In that sense I felt the novel was also a little bit connected to some of Doris Lessing’s breakdown fiction, perhaps The Four Gated City. The Solitude of Thomas Cave is, with really no religion to speak of, a spiritual journey novel, an inner voyage. To say much more will spoil the story. But let me give a quotation. Thomas, left by his whaling ship on the northern ice for a winter, lives like a hermit in his cabin and is graced and tormented by visions so powerful as to seem more real than the reality of his cold existence.

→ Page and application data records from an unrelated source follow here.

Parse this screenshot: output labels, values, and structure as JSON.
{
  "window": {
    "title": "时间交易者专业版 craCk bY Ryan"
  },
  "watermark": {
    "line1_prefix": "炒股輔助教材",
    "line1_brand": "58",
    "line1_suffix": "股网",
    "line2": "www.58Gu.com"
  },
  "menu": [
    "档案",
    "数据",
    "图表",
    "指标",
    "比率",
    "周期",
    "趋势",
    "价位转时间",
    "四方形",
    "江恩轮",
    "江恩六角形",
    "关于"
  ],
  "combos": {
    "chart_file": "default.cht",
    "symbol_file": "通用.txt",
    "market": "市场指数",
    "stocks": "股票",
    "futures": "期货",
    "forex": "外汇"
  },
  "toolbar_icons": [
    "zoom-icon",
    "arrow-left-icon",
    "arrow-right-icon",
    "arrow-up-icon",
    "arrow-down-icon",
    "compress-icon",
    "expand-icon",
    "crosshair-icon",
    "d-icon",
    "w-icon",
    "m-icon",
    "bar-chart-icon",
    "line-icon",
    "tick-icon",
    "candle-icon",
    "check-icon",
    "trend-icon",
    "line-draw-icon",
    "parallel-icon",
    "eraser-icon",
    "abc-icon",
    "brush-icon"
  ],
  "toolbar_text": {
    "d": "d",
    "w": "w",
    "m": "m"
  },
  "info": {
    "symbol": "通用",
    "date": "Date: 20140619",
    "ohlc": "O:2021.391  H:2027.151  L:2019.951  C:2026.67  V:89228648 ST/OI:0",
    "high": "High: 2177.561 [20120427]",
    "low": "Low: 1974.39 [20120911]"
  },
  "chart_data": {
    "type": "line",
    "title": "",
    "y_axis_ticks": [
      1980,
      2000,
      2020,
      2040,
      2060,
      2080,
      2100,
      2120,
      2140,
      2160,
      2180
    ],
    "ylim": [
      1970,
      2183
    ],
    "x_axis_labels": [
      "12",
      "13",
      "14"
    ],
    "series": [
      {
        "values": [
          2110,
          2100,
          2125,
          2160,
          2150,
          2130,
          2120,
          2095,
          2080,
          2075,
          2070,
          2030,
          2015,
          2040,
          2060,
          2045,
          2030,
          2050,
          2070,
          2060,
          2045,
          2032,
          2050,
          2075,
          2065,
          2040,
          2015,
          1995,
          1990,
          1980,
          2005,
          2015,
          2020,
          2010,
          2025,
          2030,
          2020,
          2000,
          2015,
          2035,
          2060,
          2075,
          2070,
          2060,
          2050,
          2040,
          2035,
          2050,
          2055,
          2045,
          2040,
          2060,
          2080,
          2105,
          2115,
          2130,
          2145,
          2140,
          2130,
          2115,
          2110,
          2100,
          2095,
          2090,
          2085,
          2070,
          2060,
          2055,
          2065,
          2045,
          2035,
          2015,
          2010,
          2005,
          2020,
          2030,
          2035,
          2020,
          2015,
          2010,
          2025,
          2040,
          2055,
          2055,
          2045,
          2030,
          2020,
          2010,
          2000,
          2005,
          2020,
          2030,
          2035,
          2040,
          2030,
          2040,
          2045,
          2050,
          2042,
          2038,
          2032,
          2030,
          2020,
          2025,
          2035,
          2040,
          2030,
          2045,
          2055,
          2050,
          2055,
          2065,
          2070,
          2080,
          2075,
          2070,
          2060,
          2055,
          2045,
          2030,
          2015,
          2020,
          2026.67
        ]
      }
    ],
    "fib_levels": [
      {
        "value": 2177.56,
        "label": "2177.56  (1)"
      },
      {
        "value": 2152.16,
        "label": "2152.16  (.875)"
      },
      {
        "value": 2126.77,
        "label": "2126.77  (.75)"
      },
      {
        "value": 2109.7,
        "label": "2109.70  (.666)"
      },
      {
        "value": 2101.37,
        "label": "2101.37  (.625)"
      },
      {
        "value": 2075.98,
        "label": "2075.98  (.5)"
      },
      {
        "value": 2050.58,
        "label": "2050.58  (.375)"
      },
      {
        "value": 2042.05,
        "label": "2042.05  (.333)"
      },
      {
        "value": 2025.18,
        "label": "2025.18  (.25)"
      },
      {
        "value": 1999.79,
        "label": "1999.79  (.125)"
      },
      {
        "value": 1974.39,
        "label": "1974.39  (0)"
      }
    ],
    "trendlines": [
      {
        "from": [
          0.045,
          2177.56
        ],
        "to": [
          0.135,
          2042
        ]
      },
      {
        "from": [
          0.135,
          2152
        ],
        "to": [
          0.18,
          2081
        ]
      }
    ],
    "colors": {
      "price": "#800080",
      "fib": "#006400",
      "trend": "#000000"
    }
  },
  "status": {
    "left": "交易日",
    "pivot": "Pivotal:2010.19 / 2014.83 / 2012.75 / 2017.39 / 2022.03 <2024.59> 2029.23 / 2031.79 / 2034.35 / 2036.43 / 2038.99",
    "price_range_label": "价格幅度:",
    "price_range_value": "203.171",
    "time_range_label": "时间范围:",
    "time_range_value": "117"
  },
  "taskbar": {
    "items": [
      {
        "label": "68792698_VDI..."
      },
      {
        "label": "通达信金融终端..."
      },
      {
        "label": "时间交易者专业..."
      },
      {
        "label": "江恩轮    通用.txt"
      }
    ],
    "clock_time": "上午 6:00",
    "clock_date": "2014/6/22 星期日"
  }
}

Again she is there about him. During this spell of hard days he has relaxed his vigilance and let himself think about her, and his thoughts have brought her back. Even if he does not see her he knows her presence, the slow rustle of her movement about him, her soft breath. ‘Oh Johanne, who could have thought it could be like this? The cold is not at all as I could have imagined. The sensation of it when I step outside, how it strikes deep in the stomach, how my muscles seem sore from the effect of it as from a beating, the way it burns as if God made my nerves and sinews to react to fire but never to know this degree of cold. Even here inside the cabin I have touched a piece of metal so cold that it burns and clings to the fingers like birdlime and I must warm it or tear my skin before it can be released. Once too hastily I put a stoneware mug to my lips to drink and it stuck to my beard and lips. It is more intense than anything I could have anticipated but at the same time more bearable. It astonished me how the time passes and the fire burns down and is built up again and I shape my day between sleep and work and meals and prayer and continue to endure. I eat little, sleep much. I become like an animal that hides itself through the winter and sleeps until spring.
Beneath the weight of his rugs, he knows her. He knows the hardness of her pregnant belly. That had surprised him at first, its hardness. Her belly is taut like clenched muscle; it has not the softness of woman to it. And because of it he must take her differently and she must come on him. Slow she comes on him, taut, hard, strong, like a ship climbing a wave. Her face is strange and her eyes are closed and her breasts are full as sails, the veins showing in them, the nipples dark and roughened and distended, and he closes his eyes also and has no thoughts in the surf.
This is a book about suffering and the tempering that suffering may bring. In that sense it is a book out of time, for here in the easy world suffering isn’t one of our gifts. And yet – isn’t it true? – we all do suffer, as the sparks fly upwards. Our centrally heated world is bent on denying the cold, and the cost of that is the loss of certain kinds of knowledge. Read this book to remind yourself what it is to be human.
(See Nellibobs read from The Solitude of Thomas Cave on YouTube http://tinyurl.com/74fzd7k)
And a poem to go with this novel…
A cold wind stirs the blackthorn
To burgeon and to blow,
Besprinkling half-green hedges
With flakes and sprays of snow.
Through coldness and through keenness,
Dear hearts, take comfort so:
Somewhere or other doubtless
These make the blackthorn blow.